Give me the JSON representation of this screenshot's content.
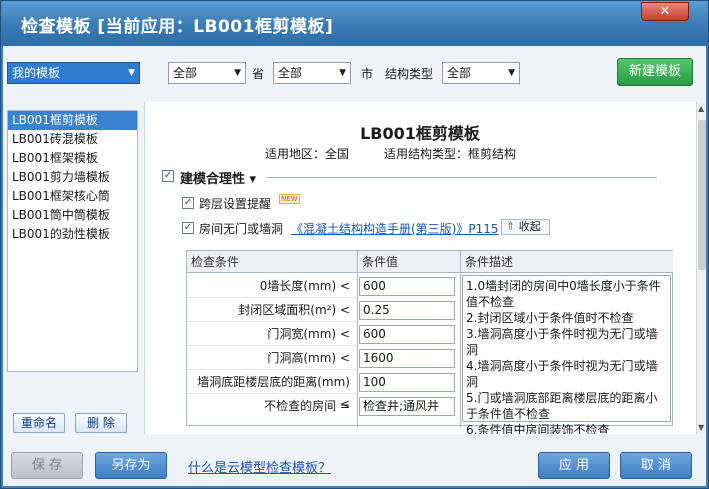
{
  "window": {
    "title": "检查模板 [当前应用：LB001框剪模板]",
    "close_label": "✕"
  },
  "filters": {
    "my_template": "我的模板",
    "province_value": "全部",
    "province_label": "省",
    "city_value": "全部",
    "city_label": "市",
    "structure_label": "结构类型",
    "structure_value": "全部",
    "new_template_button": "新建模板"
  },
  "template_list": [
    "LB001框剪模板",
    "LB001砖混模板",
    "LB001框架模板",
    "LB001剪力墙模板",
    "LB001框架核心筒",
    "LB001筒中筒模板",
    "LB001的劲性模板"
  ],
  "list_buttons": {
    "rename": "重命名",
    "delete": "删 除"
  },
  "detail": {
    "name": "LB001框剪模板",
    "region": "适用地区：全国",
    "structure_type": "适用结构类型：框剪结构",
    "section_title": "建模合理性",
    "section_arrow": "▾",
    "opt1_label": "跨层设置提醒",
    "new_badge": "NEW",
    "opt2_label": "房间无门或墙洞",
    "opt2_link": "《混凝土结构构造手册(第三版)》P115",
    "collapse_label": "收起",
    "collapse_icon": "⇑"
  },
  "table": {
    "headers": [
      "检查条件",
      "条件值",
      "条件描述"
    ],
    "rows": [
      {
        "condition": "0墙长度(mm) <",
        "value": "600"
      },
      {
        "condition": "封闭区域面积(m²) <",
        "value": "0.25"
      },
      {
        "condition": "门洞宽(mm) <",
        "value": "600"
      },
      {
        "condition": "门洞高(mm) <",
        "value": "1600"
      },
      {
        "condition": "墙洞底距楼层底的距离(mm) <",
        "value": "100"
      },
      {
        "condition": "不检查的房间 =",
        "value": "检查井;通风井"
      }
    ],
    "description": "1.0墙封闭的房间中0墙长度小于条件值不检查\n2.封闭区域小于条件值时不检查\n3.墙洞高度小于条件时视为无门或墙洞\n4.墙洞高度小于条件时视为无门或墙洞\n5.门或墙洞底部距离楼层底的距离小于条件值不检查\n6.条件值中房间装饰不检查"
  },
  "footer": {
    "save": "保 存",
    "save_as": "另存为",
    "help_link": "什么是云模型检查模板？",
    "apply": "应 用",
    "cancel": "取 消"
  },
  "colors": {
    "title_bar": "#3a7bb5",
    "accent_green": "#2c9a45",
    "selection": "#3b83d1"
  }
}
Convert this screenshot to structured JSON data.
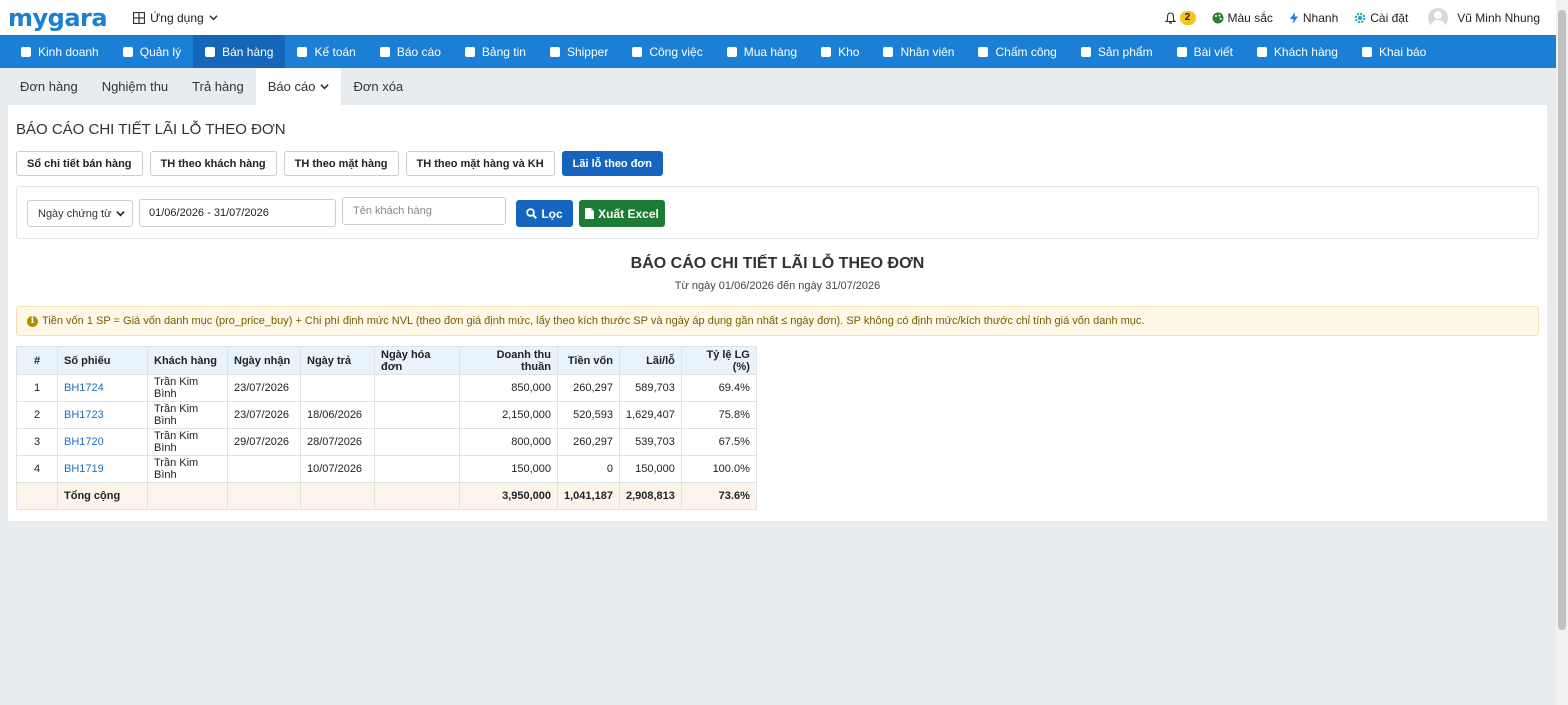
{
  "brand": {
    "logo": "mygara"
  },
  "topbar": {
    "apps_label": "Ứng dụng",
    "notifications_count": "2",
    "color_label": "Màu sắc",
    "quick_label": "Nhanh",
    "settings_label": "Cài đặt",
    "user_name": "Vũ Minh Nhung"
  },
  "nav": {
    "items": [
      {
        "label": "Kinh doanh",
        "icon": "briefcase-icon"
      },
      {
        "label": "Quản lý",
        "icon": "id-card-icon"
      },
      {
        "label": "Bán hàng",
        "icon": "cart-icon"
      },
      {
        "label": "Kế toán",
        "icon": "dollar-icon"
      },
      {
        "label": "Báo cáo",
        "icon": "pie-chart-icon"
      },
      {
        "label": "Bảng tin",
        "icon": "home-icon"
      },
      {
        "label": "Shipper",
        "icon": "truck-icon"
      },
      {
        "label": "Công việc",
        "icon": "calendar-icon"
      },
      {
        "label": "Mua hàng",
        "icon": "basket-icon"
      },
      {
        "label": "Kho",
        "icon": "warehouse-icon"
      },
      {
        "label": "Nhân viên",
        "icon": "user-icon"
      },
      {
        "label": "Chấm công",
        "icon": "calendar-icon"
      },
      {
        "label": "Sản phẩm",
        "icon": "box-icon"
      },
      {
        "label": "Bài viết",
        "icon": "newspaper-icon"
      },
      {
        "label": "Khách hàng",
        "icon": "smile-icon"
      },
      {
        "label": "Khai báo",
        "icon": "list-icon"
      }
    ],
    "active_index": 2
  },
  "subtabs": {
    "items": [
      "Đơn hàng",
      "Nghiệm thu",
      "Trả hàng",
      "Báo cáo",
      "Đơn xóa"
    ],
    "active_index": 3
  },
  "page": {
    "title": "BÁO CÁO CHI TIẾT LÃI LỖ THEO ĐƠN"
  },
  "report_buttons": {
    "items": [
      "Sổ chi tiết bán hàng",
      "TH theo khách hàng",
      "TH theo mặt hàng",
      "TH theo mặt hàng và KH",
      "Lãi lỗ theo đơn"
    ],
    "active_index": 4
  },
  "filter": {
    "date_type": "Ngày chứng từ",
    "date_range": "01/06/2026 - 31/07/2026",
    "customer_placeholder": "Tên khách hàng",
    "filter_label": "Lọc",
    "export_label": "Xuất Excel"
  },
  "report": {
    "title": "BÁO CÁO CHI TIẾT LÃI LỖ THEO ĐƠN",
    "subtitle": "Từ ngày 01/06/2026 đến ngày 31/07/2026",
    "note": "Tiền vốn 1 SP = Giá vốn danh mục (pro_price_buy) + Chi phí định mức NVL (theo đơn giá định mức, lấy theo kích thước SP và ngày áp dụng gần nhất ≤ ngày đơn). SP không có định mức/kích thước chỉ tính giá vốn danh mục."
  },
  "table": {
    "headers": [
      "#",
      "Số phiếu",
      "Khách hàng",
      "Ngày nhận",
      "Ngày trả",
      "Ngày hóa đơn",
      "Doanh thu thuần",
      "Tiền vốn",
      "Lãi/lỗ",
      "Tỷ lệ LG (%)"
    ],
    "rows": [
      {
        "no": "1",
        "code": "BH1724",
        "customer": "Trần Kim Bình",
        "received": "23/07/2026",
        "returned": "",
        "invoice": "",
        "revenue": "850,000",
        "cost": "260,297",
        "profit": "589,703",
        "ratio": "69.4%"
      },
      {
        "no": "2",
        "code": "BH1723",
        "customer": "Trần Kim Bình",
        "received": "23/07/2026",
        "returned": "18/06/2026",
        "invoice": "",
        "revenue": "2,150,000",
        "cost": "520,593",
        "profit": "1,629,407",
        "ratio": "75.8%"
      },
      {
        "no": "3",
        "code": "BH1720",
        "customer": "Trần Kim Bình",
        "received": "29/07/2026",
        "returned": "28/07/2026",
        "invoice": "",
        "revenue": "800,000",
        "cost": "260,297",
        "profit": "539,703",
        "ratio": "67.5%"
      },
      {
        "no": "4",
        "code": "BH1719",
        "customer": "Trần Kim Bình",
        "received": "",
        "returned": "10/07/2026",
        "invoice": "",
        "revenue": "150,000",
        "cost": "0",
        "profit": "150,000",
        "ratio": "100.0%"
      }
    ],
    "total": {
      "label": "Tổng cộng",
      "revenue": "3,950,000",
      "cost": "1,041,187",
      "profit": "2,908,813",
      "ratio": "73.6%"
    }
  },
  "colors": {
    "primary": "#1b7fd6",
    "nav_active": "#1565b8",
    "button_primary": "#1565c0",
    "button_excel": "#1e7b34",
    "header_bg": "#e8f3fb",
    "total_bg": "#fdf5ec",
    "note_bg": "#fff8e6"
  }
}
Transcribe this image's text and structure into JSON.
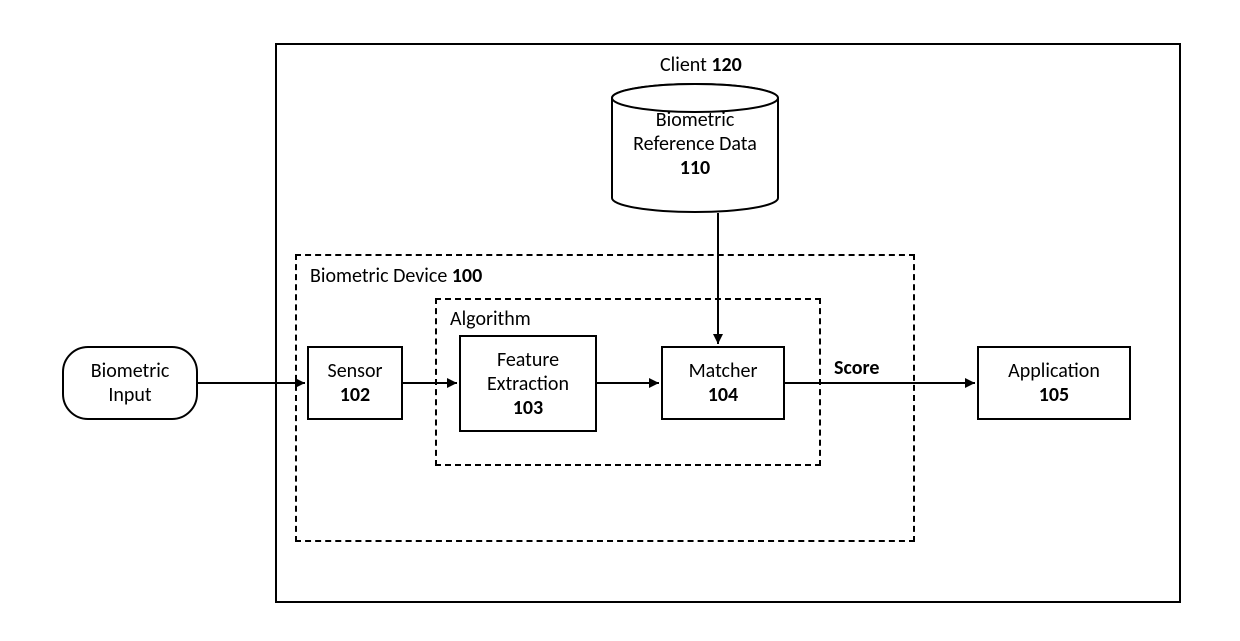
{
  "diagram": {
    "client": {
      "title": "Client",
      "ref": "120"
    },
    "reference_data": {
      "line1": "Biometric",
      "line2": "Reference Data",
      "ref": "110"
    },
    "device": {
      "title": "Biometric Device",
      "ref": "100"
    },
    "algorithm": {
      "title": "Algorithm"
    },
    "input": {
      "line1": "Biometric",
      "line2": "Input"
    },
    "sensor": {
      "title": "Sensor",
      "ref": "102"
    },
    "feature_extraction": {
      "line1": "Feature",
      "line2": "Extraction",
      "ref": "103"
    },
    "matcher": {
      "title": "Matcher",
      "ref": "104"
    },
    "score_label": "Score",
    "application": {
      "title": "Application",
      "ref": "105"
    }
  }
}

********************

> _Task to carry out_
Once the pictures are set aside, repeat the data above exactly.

> _Result_
Give me the JSON representation of this screenshot's content.
{
  "window": {
    "title": "检查模板 [当前应用：LB001框剪模板]",
    "close_label": "✕"
  },
  "filters": {
    "my_template": "我的模板",
    "province_value": "全部",
    "province_label": "省",
    "city_value": "全部",
    "city_label": "市",
    "structure_label": "结构类型",
    "structure_value": "全部",
    "new_template_button": "新建模板"
  },
  "template_list": [
    "LB001框剪模板",
    "LB001砖混模板",
    "LB001框架模板",
    "LB001剪力墙模板",
    "LB001框架核心筒",
    "LB001筒中筒模板",
    "LB001的劲性模板"
  ],
  "list_buttons": {
    "rename": "重命名",
    "delete": "删 除"
  },
  "detail": {
    "name": "LB001框剪模板",
    "region": "适用地区：全国",
    "structure_type": "适用结构类型：框剪结构",
    "section_title": "建模合理性",
    "section_arrow": "▾",
    "opt1_label": "跨层设置提醒",
    "new_badge": "NEW",
    "opt2_label": "房间无门或墙洞",
    "opt2_link": "《混凝土结构构造手册(第三版)》P115",
    "collapse_label": "收起",
    "collapse_icon": "⇑"
  },
  "table": {
    "headers": [
      "检查条件",
      "条件值",
      "条件描述"
    ],
    "rows": [
      {
        "condition": "0墙长度(mm) <",
        "value": "600"
      },
      {
        "condition": "封闭区域面积(m²) <",
        "value": "0.25"
      },
      {
        "condition": "门洞宽(mm) <",
        "value": "600"
      },
      {
        "condition": "门洞高(mm) <",
        "value": "1600"
      },
      {
        "condition": "墙洞底距楼层底的距离(mm) <",
        "value": "100"
      },
      {
        "condition": "不检查的房间 =",
        "value": "检查井;通风井"
      }
    ],
    "description": "1.0墙封闭的房间中0墙长度小于条件值不检查\n2.封闭区域小于条件值时不检查\n3.墙洞高度小于条件时视为无门或墙洞\n4.墙洞高度小于条件时视为无门或墙洞\n5.门或墙洞底部距离楼层底的距离小于条件值不检查\n6.条件值中房间装饰不检查"
  },
  "footer": {
    "save": "保 存",
    "save_as": "另存为",
    "help_link": "什么是云模型检查模板？",
    "apply": "应 用",
    "cancel": "取 消"
  },
  "colors": {
    "title_bar": "#3a7bb5",
    "accent_green": "#2c9a45",
    "selection": "#3b83d1"
  }
}
Convert this screenshot to structured JSON data.
{
  "brand": {
    "logo": "mygara"
  },
  "topbar": {
    "apps_label": "Ứng dụng",
    "notifications_count": "2",
    "color_label": "Màu sắc",
    "quick_label": "Nhanh",
    "settings_label": "Cài đặt",
    "user_name": "Vũ Minh Nhung"
  },
  "nav": {
    "items": [
      {
        "label": "Kinh doanh",
        "icon": "briefcase-icon"
      },
      {
        "label": "Quản lý",
        "icon": "id-card-icon"
      },
      {
        "label": "Bán hàng",
        "icon": "cart-icon"
      },
      {
        "label": "Kế toán",
        "icon": "dollar-icon"
      },
      {
        "label": "Báo cáo",
        "icon": "pie-chart-icon"
      },
      {
        "label": "Bảng tin",
        "icon": "home-icon"
      },
      {
        "label": "Shipper",
        "icon": "truck-icon"
      },
      {
        "label": "Công việc",
        "icon": "calendar-icon"
      },
      {
        "label": "Mua hàng",
        "icon": "basket-icon"
      },
      {
        "label": "Kho",
        "icon": "warehouse-icon"
      },
      {
        "label": "Nhân viên",
        "icon": "user-icon"
      },
      {
        "label": "Chấm công",
        "icon": "calendar-icon"
      },
      {
        "label": "Sản phẩm",
        "icon": "box-icon"
      },
      {
        "label": "Bài viết",
        "icon": "newspaper-icon"
      },
      {
        "label": "Khách hàng",
        "icon": "smile-icon"
      },
      {
        "label": "Khai báo",
        "icon": "list-icon"
      }
    ],
    "active_index": 2
  },
  "subtabs": {
    "items": [
      "Đơn hàng",
      "Nghiệm thu",
      "Trả hàng",
      "Báo cáo",
      "Đơn xóa"
    ],
    "active_index": 3
  },
  "page": {
    "title": "BÁO CÁO CHI TIẾT LÃI LỖ THEO ĐƠN"
  },
  "report_buttons": {
    "items": [
      "Sổ chi tiết bán hàng",
      "TH theo khách hàng",
      "TH theo mặt hàng",
      "TH theo mặt hàng và KH",
      "Lãi lỗ theo đơn"
    ],
    "active_index": 4
  },
  "filter": {
    "date_type": "Ngày chứng từ",
    "date_range": "01/06/2026 - 31/07/2026",
    "customer_placeholder": "Tên khách hàng",
    "filter_label": "Lọc",
    "export_label": "Xuất Excel"
  },
  "report": {
    "title": "BÁO CÁO CHI TIẾT LÃI LỖ THEO ĐƠN",
    "subtitle": "Từ ngày 01/06/2026 đến ngày 31/07/2026",
    "note": "Tiền vốn 1 SP = Giá vốn danh mục (pro_price_buy) + Chi phí định mức NVL (theo đơn giá định mức, lấy theo kích thước SP và ngày áp dụng gần nhất ≤ ngày đơn). SP không có định mức/kích thước chỉ tính giá vốn danh mục."
  },
  "table": {
    "headers": [
      "#",
      "Số phiếu",
      "Khách hàng",
      "Ngày nhận",
      "Ngày trả",
      "Ngày hóa đơn",
      "Doanh thu thuần",
      "Tiền vốn",
      "Lãi/lỗ",
      "Tỷ lệ LG (%)"
    ],
    "rows": [
      {
        "no": "1",
        "code": "BH1724",
        "customer": "Trần Kim Bình",
        "received": "23/07/2026",
        "returned": "",
        "invoice": "",
        "revenue": "850,000",
        "cost": "260,297",
        "profit": "589,703",
        "ratio": "69.4%"
      },
      {
        "no": "2",
        "code": "BH1723",
        "customer": "Trần Kim Bình",
        "received": "23/07/2026",
        "returned": "18/06/2026",
        "invoice": "",
        "revenue": "2,150,000",
        "cost": "520,593",
        "profit": "1,629,407",
        "ratio": "75.8%"
      },
      {
        "no": "3",
        "code": "BH1720",
        "customer": "Trần Kim Bình",
        "received": "29/07/2026",
        "returned": "28/07/2026",
        "invoice": "",
        "revenue": "800,000",
        "cost": "260,297",
        "profit": "539,703",
        "ratio": "67.5%"
      },
      {
        "no": "4",
        "code": "BH1719",
        "customer": "Trần Kim Bình",
        "received": "",
        "returned": "10/07/2026",
        "invoice": "",
        "revenue": "150,000",
        "cost": "0",
        "profit": "150,000",
        "ratio": "100.0%"
      }
    ],
    "total": {
      "label": "Tổng cộng",
      "revenue": "3,950,000",
      "cost": "1,041,187",
      "profit": "2,908,813",
      "ratio": "73.6%"
    }
  },
  "colors": {
    "primary": "#1b7fd6",
    "nav_active": "#1565b8",
    "button_primary": "#1565c0",
    "button_excel": "#1e7b34",
    "header_bg": "#e8f3fb",
    "total_bg": "#fdf5ec",
    "note_bg": "#fff8e6"
  }
}
Transcribe this image's text and structure into JSON.
{
  "diagram": {
    "client": {
      "title": "Client",
      "ref": "120"
    },
    "reference_data": {
      "line1": "Biometric",
      "line2": "Reference Data",
      "ref": "110"
    },
    "device": {
      "title": "Biometric Device",
      "ref": "100"
    },
    "algorithm": {
      "title": "Algorithm"
    },
    "input": {
      "line1": "Biometric",
      "line2": "Input"
    },
    "sensor": {
      "title": "Sensor",
      "ref": "102"
    },
    "feature_extraction": {
      "line1": "Feature",
      "line2": "Extraction",
      "ref": "103"
    },
    "matcher": {
      "title": "Matcher",
      "ref": "104"
    },
    "score_label": "Score",
    "application": {
      "title": "Application",
      "ref": "105"
    }
  }
}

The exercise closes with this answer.